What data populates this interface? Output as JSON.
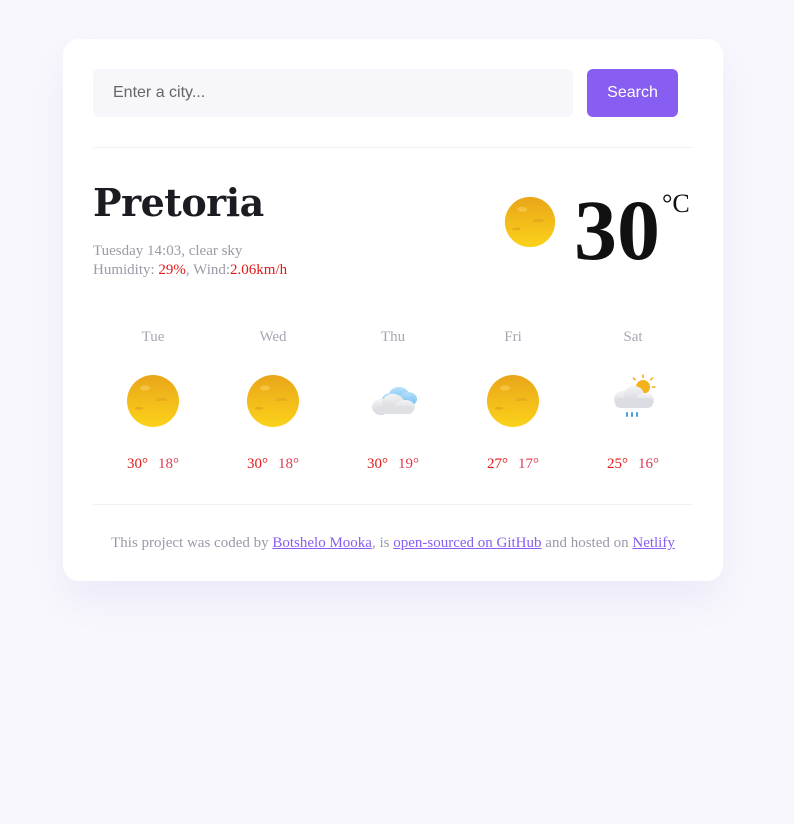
{
  "search": {
    "placeholder": "Enter a city...",
    "value": "",
    "button_label": "Search"
  },
  "current": {
    "city": "Pretoria",
    "datetime_description": "Tuesday 14:03, clear sky",
    "humidity_label": "Humidity: ",
    "humidity_value": "29%",
    "wind_label": ", Wind:",
    "wind_value": "2.06km/h",
    "temperature": "30",
    "unit": "°C",
    "icon": "sun-icon"
  },
  "forecast": [
    {
      "day": "Tue",
      "max": "30°",
      "min": "18°",
      "icon": "sun-icon"
    },
    {
      "day": "Wed",
      "max": "30°",
      "min": "18°",
      "icon": "sun-icon"
    },
    {
      "day": "Thu",
      "max": "30°",
      "min": "19°",
      "icon": "cloud-icon"
    },
    {
      "day": "Fri",
      "max": "27°",
      "min": "17°",
      "icon": "sun-icon"
    },
    {
      "day": "Sat",
      "max": "25°",
      "min": "16°",
      "icon": "rain-sun-icon"
    }
  ],
  "footer": {
    "text_1": "This project was coded by ",
    "author_link": "Botshelo Mooka",
    "text_2": ", is ",
    "github_link": "open-sourced on GitHub",
    "text_3": " and hosted on ",
    "host_link": "Netlify"
  },
  "colors": {
    "accent": "#885df1",
    "background": "#f8f7fd",
    "highlight": "#e01b1b"
  }
}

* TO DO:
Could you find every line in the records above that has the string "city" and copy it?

* YOUR RESPONSE:
    "placeholder": "Enter a city...",
    "city": "Pretoria",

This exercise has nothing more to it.